Good employees are among your most important business assets. It’s not just the hard work and dedication they bring to the table, but the fact that they represent significant investments in training to your business. While you can replace many employees, doing so requires time and money. Rather than losing time trying to bring in new team members, it’s often better to try to retain the employees you have. The best way to do so is to learn how to identify the warning signs of when an employee is about to leave, and figuring out how to ensure such situations don’t occur in the future.
Signs of when an employee is about to leave
Knowing when an employee is getting ready to leave your business is as much a matter of being able to read individuals as it is a matter of knowing business trends. While the vast majority of your employees won’t – and often can’t – stick around forever, there are a few that you may be able to work with before things reach their natural conclusion. Below are a few of the signs that an employee is on the verge of walking out the door.
Adhering to patterns
The days of staying at one company for an entire career are long since over. Most workers move between jobs at a fairly regular rate for several reasons. Some want to stave off the boredom that comes from keeping the same position for years, while others might be in fields that require mobility in order to advance. Even if it’s not intentional, there are some workers who will change jobs like clockwork – so always be on the lookout for employee movement during these times of change.
Recognizing patterns is usually a good way to predict turnover in general. Certain seasons, for example, will experience more turnover because of young employees going back to school, or the ending of projects. If your employees start to exhibit some of the behaviors listed here during those time periods, it might be a good idea to meet with them to figure out their next moves. While you can’t stop them from leaving, you may be able to figure out why they have chosen to move on from your company.

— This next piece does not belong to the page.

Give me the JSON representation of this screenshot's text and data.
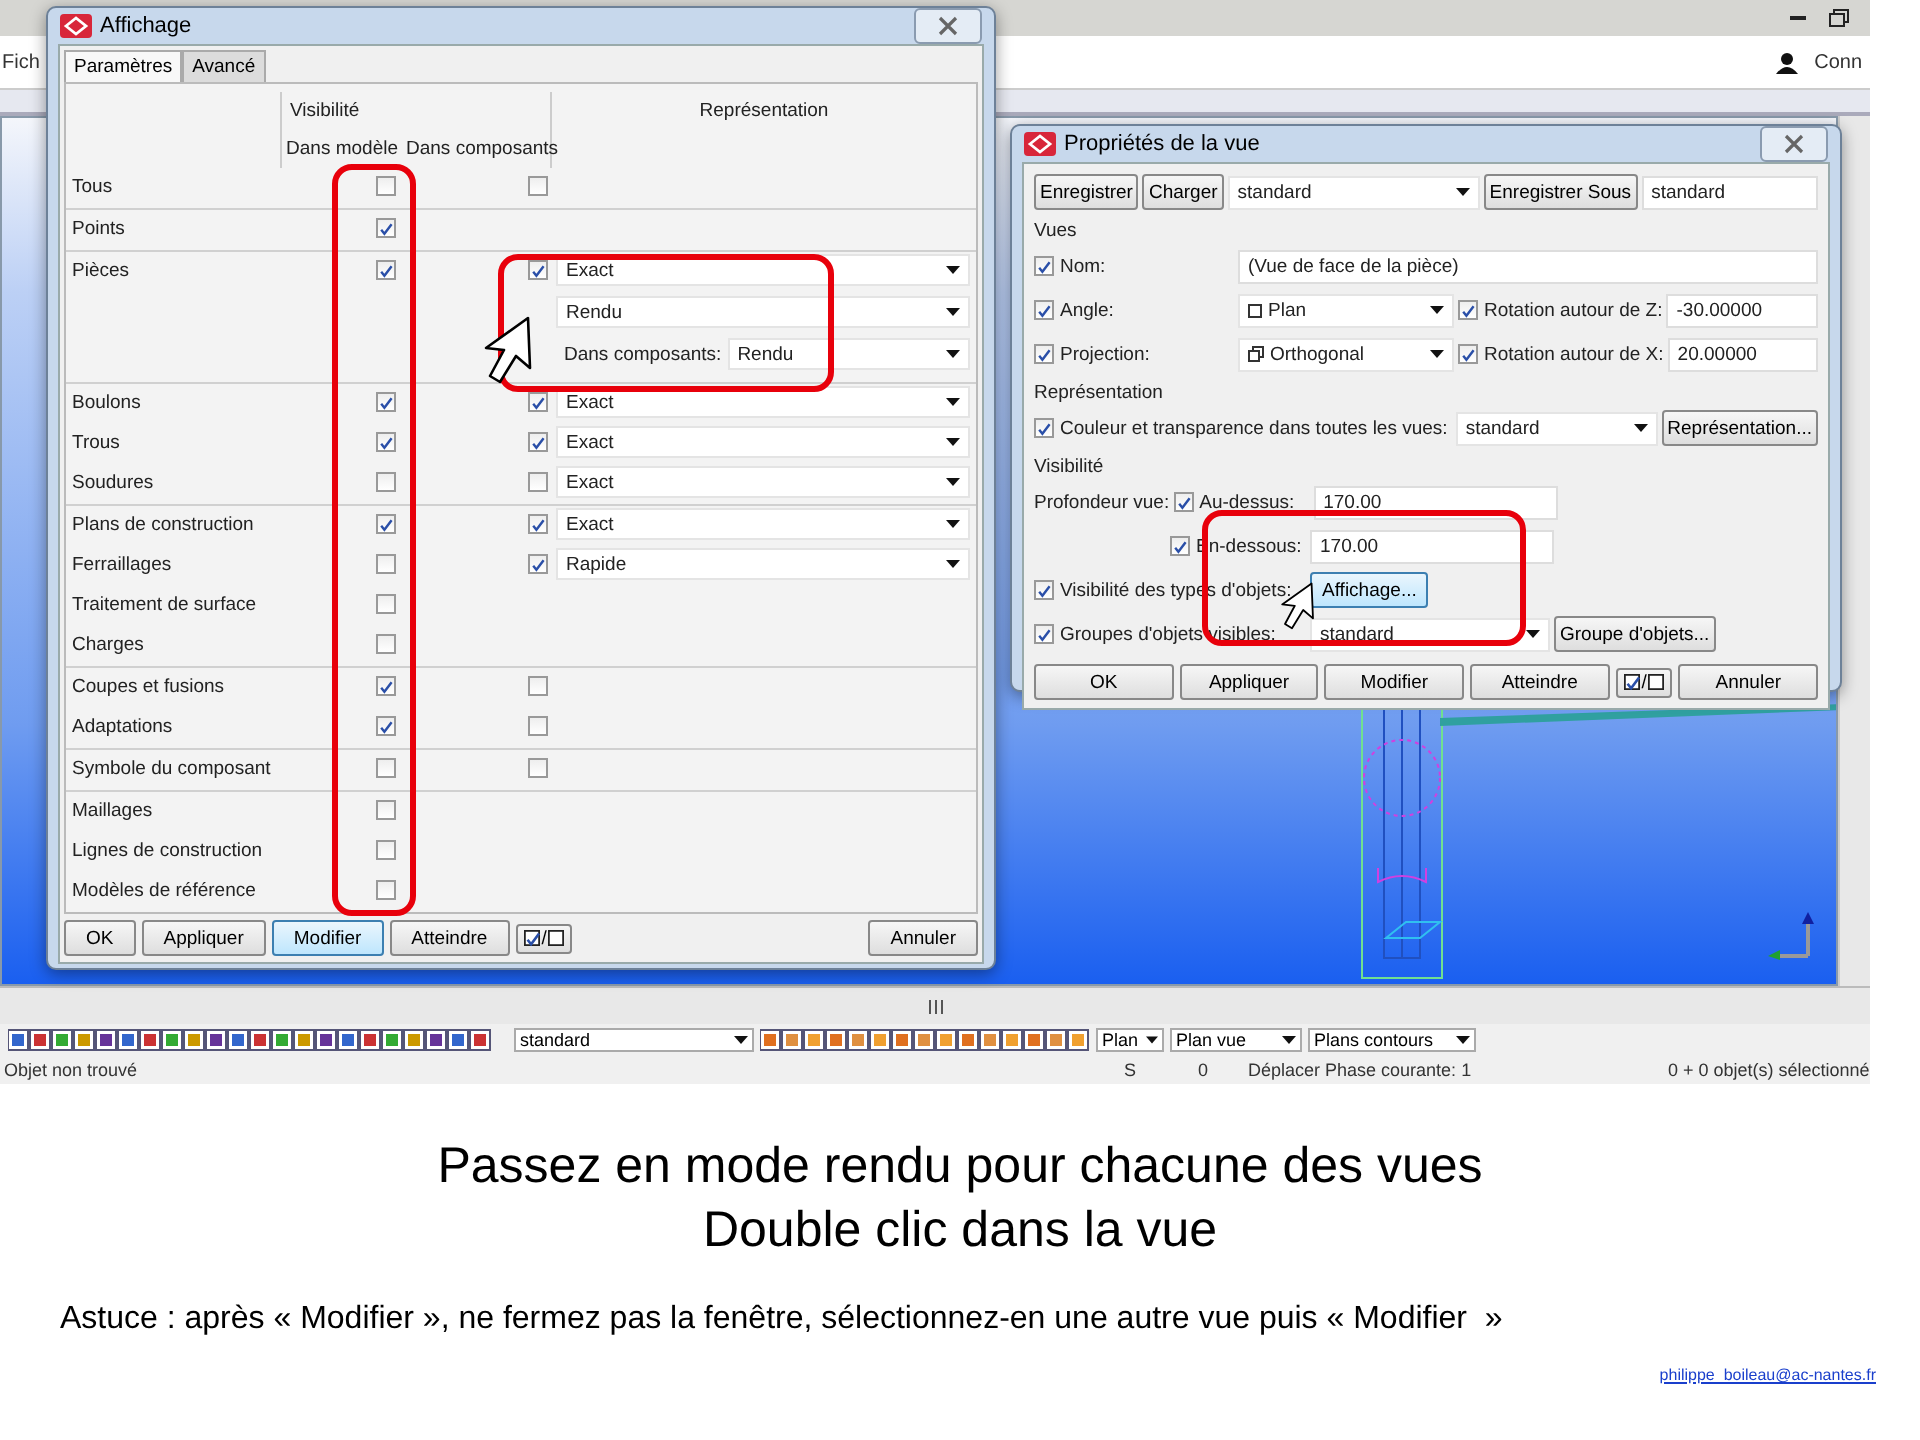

Changes in attitude
It’s very common for employees who are looking to leave a business to have a change in their attitude. The stereotype is that these employees no longer care, so they’ll become a bit more surly or more prone to slacking off during the workday. They may well become insubordinate or hard to deal with simply because they no longer care about their place in the overall corporate hierarchy. While this behavior is less common towards the top of the ladder, it is very common among rank-and-file employees.
Negative changes might be stereotypical, but it’s just as likely that an employee will change in the other direction. He or she might become more pleasant or easy-going because they aren’t as emotionally invested in the outcome of certain actions within the company. Those that frequently butt heads with supervisors might suddenly stop resisting, as they know that their energy will be better spent elsewhere. If your employee’s personality experiences an abrupt shift, there’s a very good chance that he or she is already looking to work somewhere else. Addressing the issues may or may not help, but it will give you a better idea of what the employee is going to do next.
Employees who are searching for new jobs often start to undertake new activities. They may, for example, start to be far more interested in attending conferences or workshops that will make him or her more visible to potential employers. Likewise, they might be constantly updating their profile on sites like LinkedIn to appear more attractive to the competition. When this happens, you can be sure that your employee is looking at job postings elsewhere and is using his or her time at work to make sure that they can secure a better job in the future.
New activities aren’t limited to those in the workplace. Your employee may, for example, suddenly become much more likely to take personal calls or to call in sick. It’s not that he or she doesn’t respect your business, but rather that the employee has already mentally separated their future plans from what’s going on now. What’s important has become the next potential job, so their current one will take a backseat. Any employee who suddenly starts to have a very different type of attendance pattern is experiencing a change, so be on the lookout for this kind of behavior.
Avoiding the long-term
Employees who are on their way out rarely want to discuss their long-term plans with anyone else. When a project with a far-future deadline is brought up, for example, they may seem very non-committal. They may also try to avoid the subject when it comes to anything that’s more than a few months away, even if the topic of discussion is as innocuous as the company’s softball team.
It’s not too difficult to figure out why this change occurs, of course. The employee in question is no longer looking at the company as a long-term place of work, so he or she doesn’t want to make any commitments that can’t be honored. This may extend to a drop in perceived ambition, as well – because the employee is planning on moving on, they may no longer be interested in chances to climb the corporate ladder or improve their position within the firm. If you have an ambitious employee who suddenly stops engaging in the usual office politics, there’s a good chance that he or she is already looking for a different job.
It’s always a good idea to pay attention to the behavior of your employees. If you can identify behavioral changes that adhere to certain patterns, you may be able to anticipate when certain valuable members of your team are beginning to search for new employment options. While you may not be able to stop them from leaving, you may be able to learn lessons that will help you to prevent others from doing so. If you are concerned about employee retention or just want to make sure that you’re providing the best environment for your workers, make sure to contact Paytech today. Our HR pros look forward to answering any questions you may have, and are always ready to research a solution designed specifically for your business.